Although the data below contains pictures, please reproduce only its words, exactly.

» DATA SECTION

________________

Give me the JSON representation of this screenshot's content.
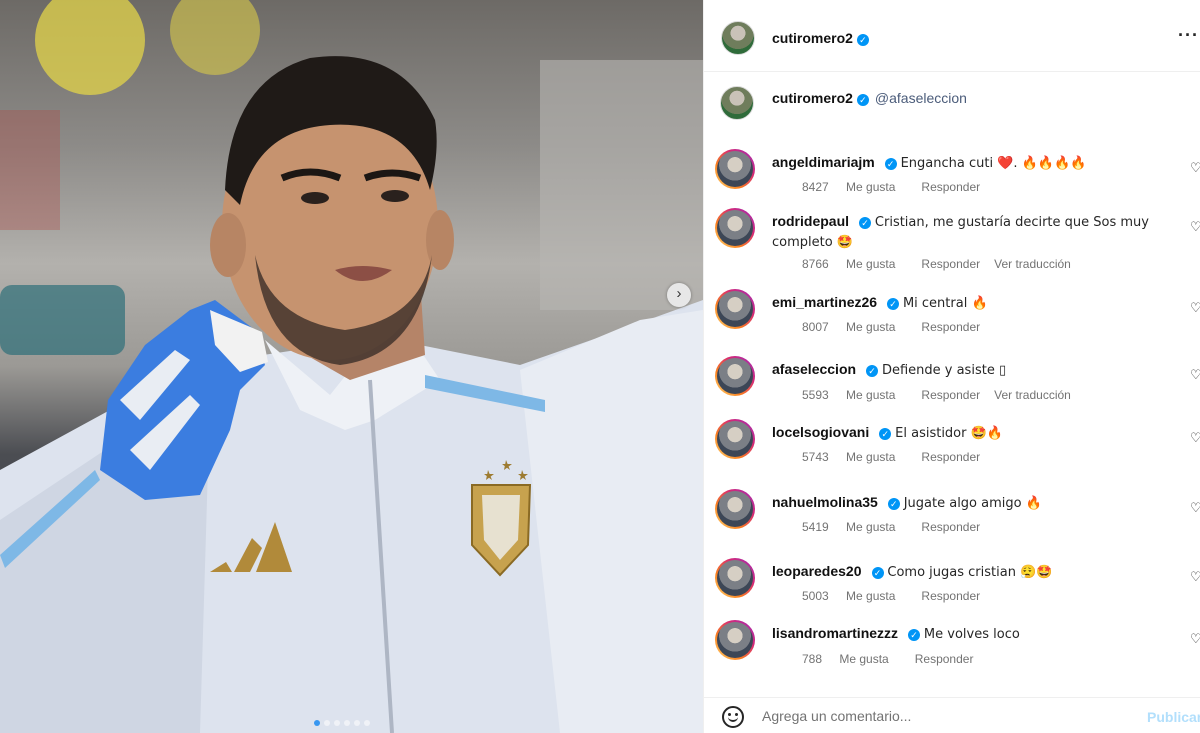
{
  "post": {
    "username": "cutiromero2",
    "caption_username": "cutiromero2",
    "caption_mention": "@afaseleccion",
    "more_icon": "more-horizontal-icon",
    "carousel": {
      "next_icon": "chevron-right-icon",
      "slide_count": 6,
      "active_index": 0
    }
  },
  "labels": {
    "likes_suffix": "Me gusta",
    "reply": "Responder",
    "translate": "Ver traducción",
    "comment_placeholder": "Agrega un comentario...",
    "post_button": "Publicar"
  },
  "comments": [
    {
      "user": "angeldimariajm",
      "text": "Engancha cuti ❤️. 🔥🔥🔥🔥",
      "likes": "8427",
      "translate": false
    },
    {
      "user": "rodridepaul",
      "text": "Cristian, me gustaría decirte que Sos muy completo 🤩",
      "likes": "8766",
      "translate": true
    },
    {
      "user": "emi_martinez26",
      "text": "Mi central 🔥",
      "likes": "8007",
      "translate": false
    },
    {
      "user": "afaseleccion",
      "text": "Defiende y asiste ▯",
      "likes": "5593",
      "translate": true
    },
    {
      "user": "locelsogiovani",
      "text": "El asistidor 🤩🔥",
      "likes": "5743",
      "translate": false
    },
    {
      "user": "nahuelmolina35",
      "text": "Jugate algo amigo 🔥",
      "likes": "5419",
      "translate": false
    },
    {
      "user": "leoparedes20",
      "text": "Como jugas cristian 😮‍💨🤩",
      "likes": "5003",
      "translate": false
    },
    {
      "user": "lisandromartinezzz",
      "text": "Me volves loco",
      "likes": "788",
      "translate": false
    }
  ],
  "colors": {
    "verified": "#0095f6",
    "post_button_disabled": "#b2dffc",
    "meta_text": "#737373"
  }
}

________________

» RESULT BELOW
Give me the JSON representation of this screenshot's content.
{
  "post": {
    "username": "cutiromero2",
    "caption_username": "cutiromero2",
    "caption_mention": "@afaseleccion",
    "more_icon": "more-horizontal-icon",
    "carousel": {
      "next_icon": "chevron-right-icon",
      "slide_count": 6,
      "active_index": 0
    }
  },
  "labels": {
    "likes_suffix": "Me gusta",
    "reply": "Responder",
    "translate": "Ver traducción",
    "comment_placeholder": "Agrega un comentario...",
    "post_button": "Publicar"
  },
  "comments": [
    {
      "user": "angeldimariajm",
      "text": "Engancha cuti ❤️. 🔥🔥🔥🔥",
      "likes": "8427",
      "translate": false
    },
    {
      "user": "rodridepaul",
      "text": "Cristian, me gustaría decirte que Sos muy completo 🤩",
      "likes": "8766",
      "translate": true
    },
    {
      "user": "emi_martinez26",
      "text": "Mi central 🔥",
      "likes": "8007",
      "translate": false
    },
    {
      "user": "afaseleccion",
      "text": "Defiende y asiste ▯",
      "likes": "5593",
      "translate": true
    },
    {
      "user": "locelsogiovani",
      "text": "El asistidor 🤩🔥",
      "likes": "5743",
      "translate": false
    },
    {
      "user": "nahuelmolina35",
      "text": "Jugate algo amigo 🔥",
      "likes": "5419",
      "translate": false
    },
    {
      "user": "leoparedes20",
      "text": "Como jugas cristian 😮‍💨🤩",
      "likes": "5003",
      "translate": false
    },
    {
      "user": "lisandromartinezzz",
      "text": "Me volves loco",
      "likes": "788",
      "translate": false
    }
  ],
  "colors": {
    "verified": "#0095f6",
    "post_button_disabled": "#b2dffc",
    "meta_text": "#737373"
  }
}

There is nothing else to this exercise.